**What is required**
Your task is to print all of the entries exactly, though the pictures should not be included.

[Collection entries]
* * * * * * *
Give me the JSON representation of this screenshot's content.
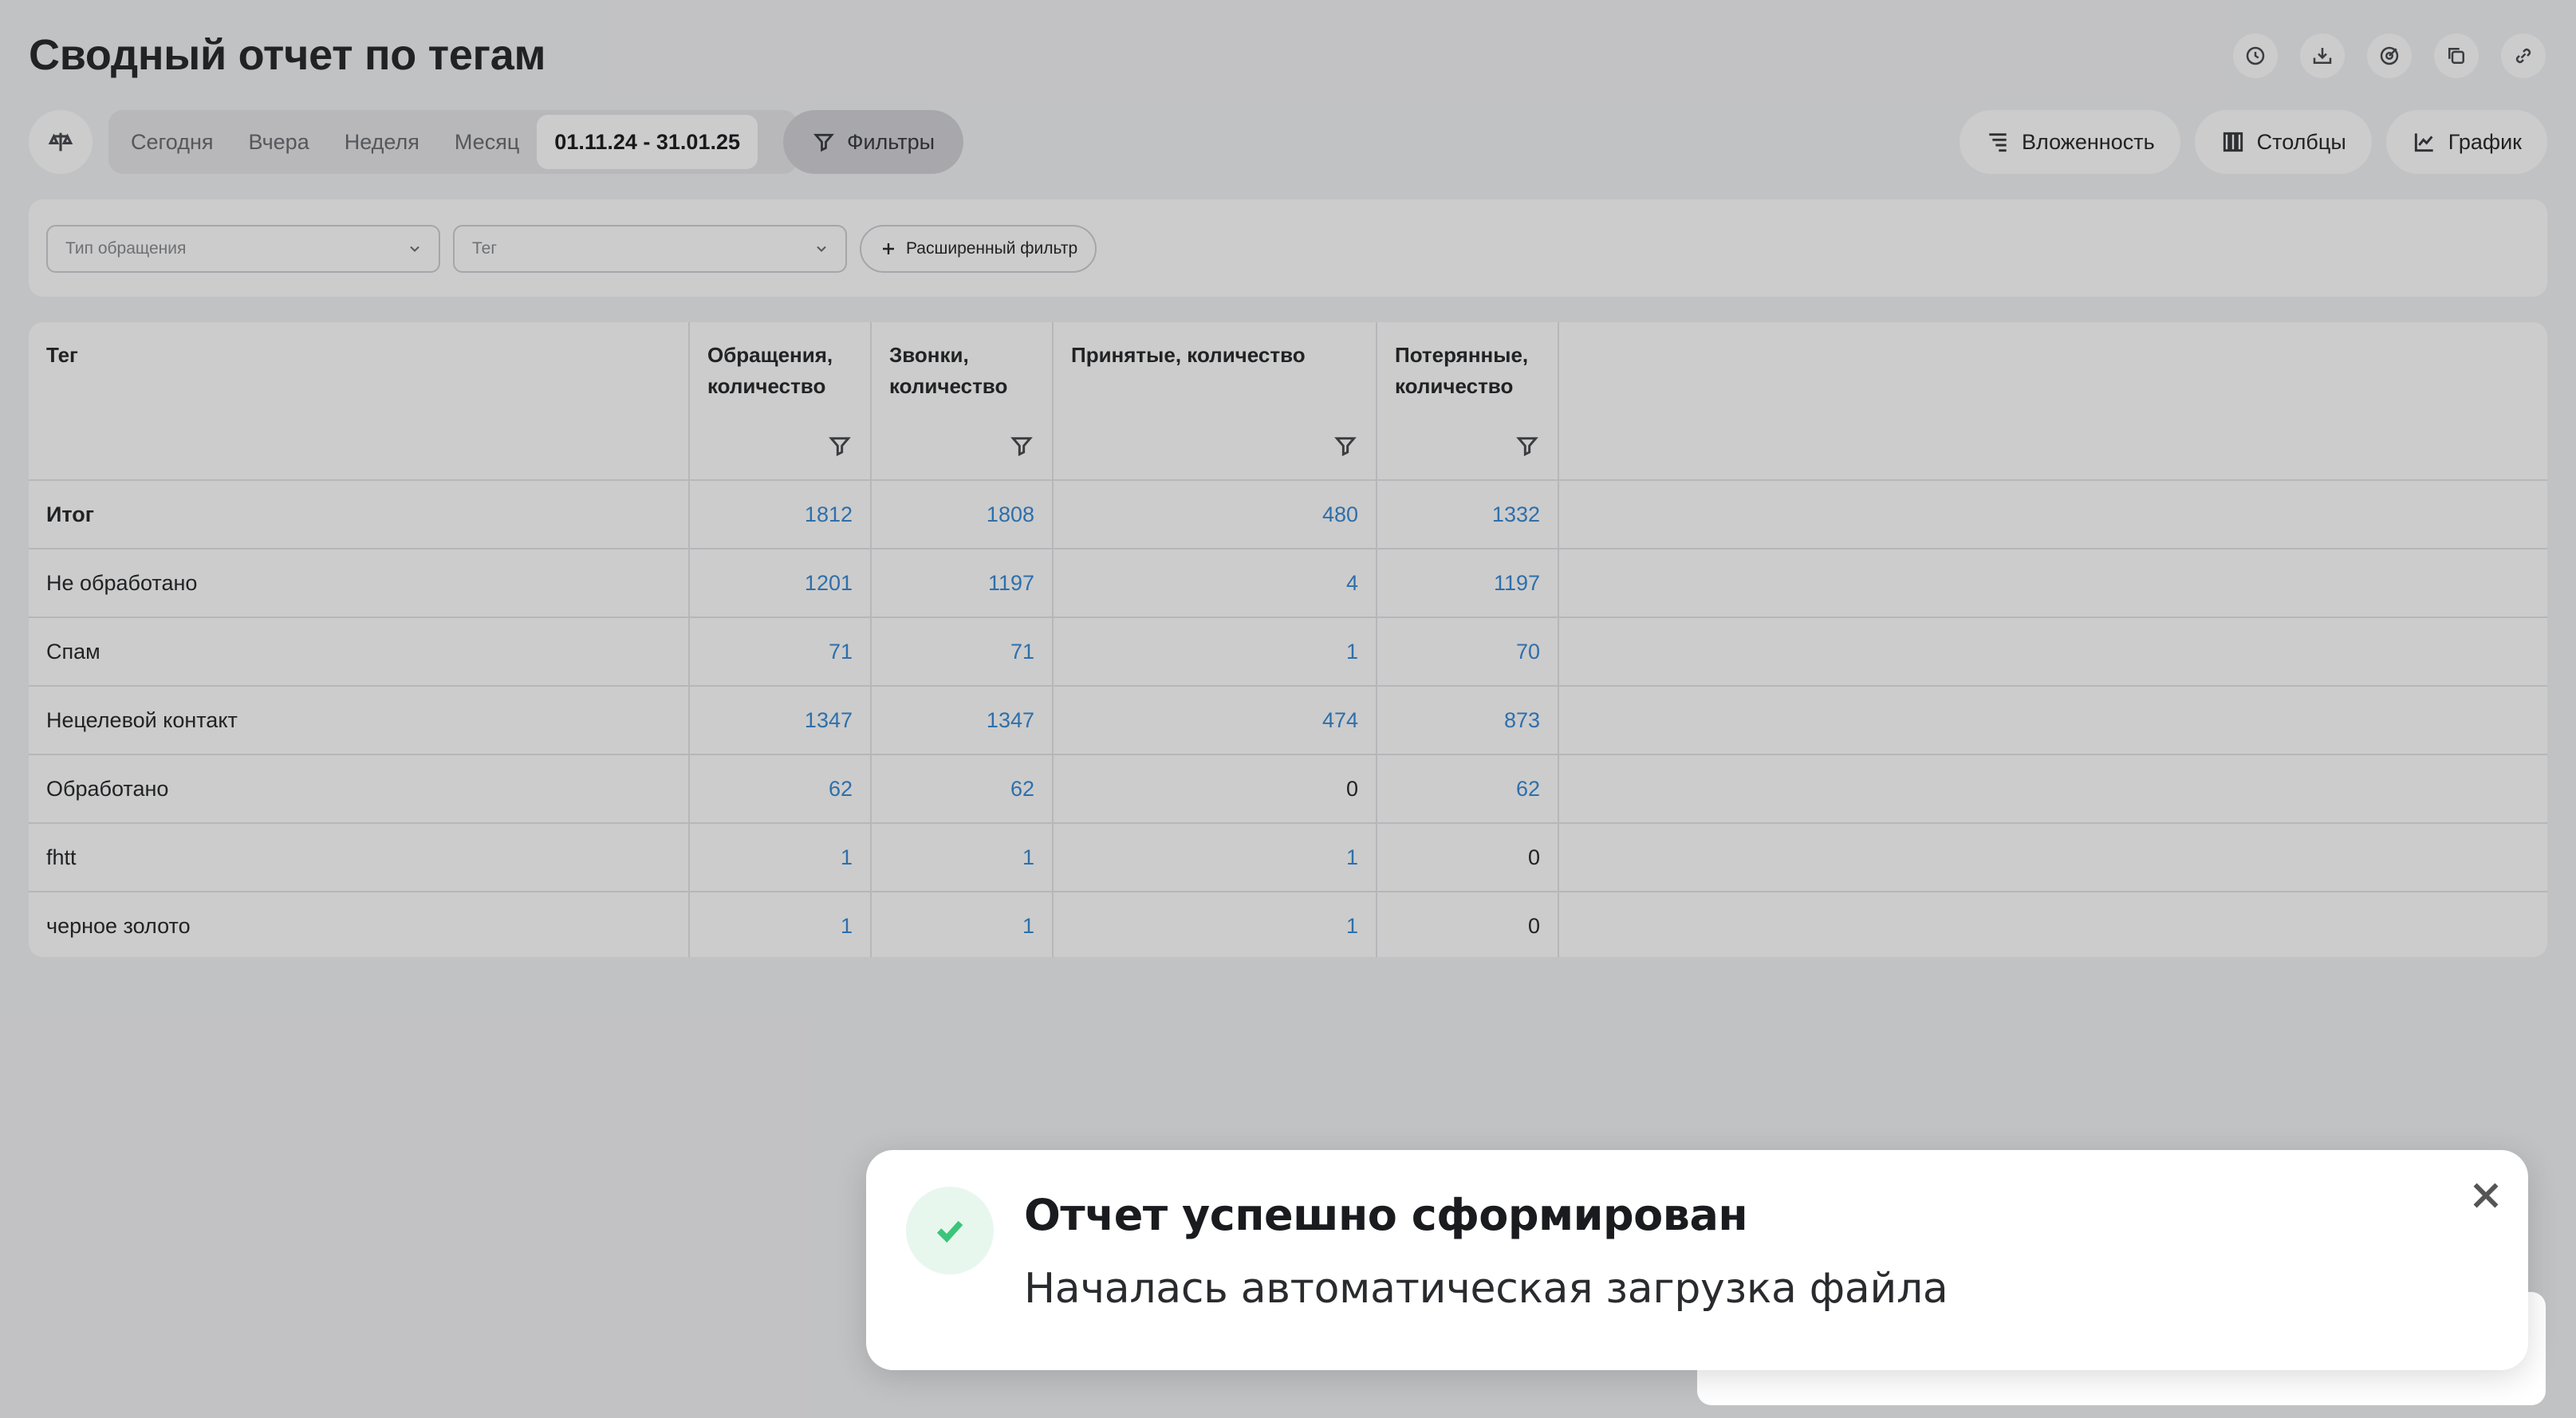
{
  "page": {
    "title": "Сводный отчет по тегам"
  },
  "top_actions": [
    {
      "name": "history-icon"
    },
    {
      "name": "download-icon"
    },
    {
      "name": "target-icon"
    },
    {
      "name": "copy-icon"
    },
    {
      "name": "link-icon"
    }
  ],
  "toolbar": {
    "periods": [
      {
        "label": "Сегодня",
        "active": false
      },
      {
        "label": "Вчера",
        "active": false
      },
      {
        "label": "Неделя",
        "active": false
      },
      {
        "label": "Месяц",
        "active": false
      },
      {
        "label": "01.11.24 - 31.01.25",
        "active": true
      }
    ],
    "filters_label": "Фильтры",
    "nesting_label": "Вложенность",
    "columns_label": "Столбцы",
    "chart_label": "График"
  },
  "filters": {
    "type_placeholder": "Тип обращения",
    "tag_placeholder": "Тег",
    "advanced_label": "Расширенный фильтр"
  },
  "table": {
    "columns": [
      "Тег",
      "Обращения, количество",
      "Звонки, количество",
      "Принятые, количество",
      "Потерянные, количество"
    ],
    "rows": [
      {
        "tag": "Итог",
        "requests": "1812",
        "calls": "1808",
        "accepted": "480",
        "lost": "1332"
      },
      {
        "tag": "Не обработано",
        "requests": "1201",
        "calls": "1197",
        "accepted": "4",
        "lost": "1197"
      },
      {
        "tag": "Спам",
        "requests": "71",
        "calls": "71",
        "accepted": "1",
        "lost": "70"
      },
      {
        "tag": "Нецелевой контакт",
        "requests": "1347",
        "calls": "1347",
        "accepted": "474",
        "lost": "873"
      },
      {
        "tag": "Обработано",
        "requests": "62",
        "calls": "62",
        "accepted": "0",
        "lost": "62"
      },
      {
        "tag": "fhtt",
        "requests": "1",
        "calls": "1",
        "accepted": "1",
        "lost": "0"
      },
      {
        "tag": "черное золото",
        "requests": "1",
        "calls": "1",
        "accepted": "1",
        "lost": "0"
      }
    ]
  },
  "toast": {
    "title": "Отчет успешно сформирован",
    "message": "Началась автоматическая загрузка файла"
  },
  "colors": {
    "link": "#3a8bd6",
    "success": "#3bc57a"
  }
}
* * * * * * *
**Reply to the exercise**
Give me the JSON representation of this screenshot's content.
{
  "page": {
    "title": "Сводный отчет по тегам"
  },
  "top_actions": [
    {
      "name": "history-icon"
    },
    {
      "name": "download-icon"
    },
    {
      "name": "target-icon"
    },
    {
      "name": "copy-icon"
    },
    {
      "name": "link-icon"
    }
  ],
  "toolbar": {
    "periods": [
      {
        "label": "Сегодня",
        "active": false
      },
      {
        "label": "Вчера",
        "active": false
      },
      {
        "label": "Неделя",
        "active": false
      },
      {
        "label": "Месяц",
        "active": false
      },
      {
        "label": "01.11.24 - 31.01.25",
        "active": true
      }
    ],
    "filters_label": "Фильтры",
    "nesting_label": "Вложенность",
    "columns_label": "Столбцы",
    "chart_label": "График"
  },
  "filters": {
    "type_placeholder": "Тип обращения",
    "tag_placeholder": "Тег",
    "advanced_label": "Расширенный фильтр"
  },
  "table": {
    "columns": [
      "Тег",
      "Обращения, количество",
      "Звонки, количество",
      "Принятые, количество",
      "Потерянные, количество"
    ],
    "rows": [
      {
        "tag": "Итог",
        "requests": "1812",
        "calls": "1808",
        "accepted": "480",
        "lost": "1332"
      },
      {
        "tag": "Не обработано",
        "requests": "1201",
        "calls": "1197",
        "accepted": "4",
        "lost": "1197"
      },
      {
        "tag": "Спам",
        "requests": "71",
        "calls": "71",
        "accepted": "1",
        "lost": "70"
      },
      {
        "tag": "Нецелевой контакт",
        "requests": "1347",
        "calls": "1347",
        "accepted": "474",
        "lost": "873"
      },
      {
        "tag": "Обработано",
        "requests": "62",
        "calls": "62",
        "accepted": "0",
        "lost": "62"
      },
      {
        "tag": "fhtt",
        "requests": "1",
        "calls": "1",
        "accepted": "1",
        "lost": "0"
      },
      {
        "tag": "черное золото",
        "requests": "1",
        "calls": "1",
        "accepted": "1",
        "lost": "0"
      }
    ]
  },
  "toast": {
    "title": "Отчет успешно сформирован",
    "message": "Началась автоматическая загрузка файла"
  },
  "colors": {
    "link": "#3a8bd6",
    "success": "#3bc57a"
  }
}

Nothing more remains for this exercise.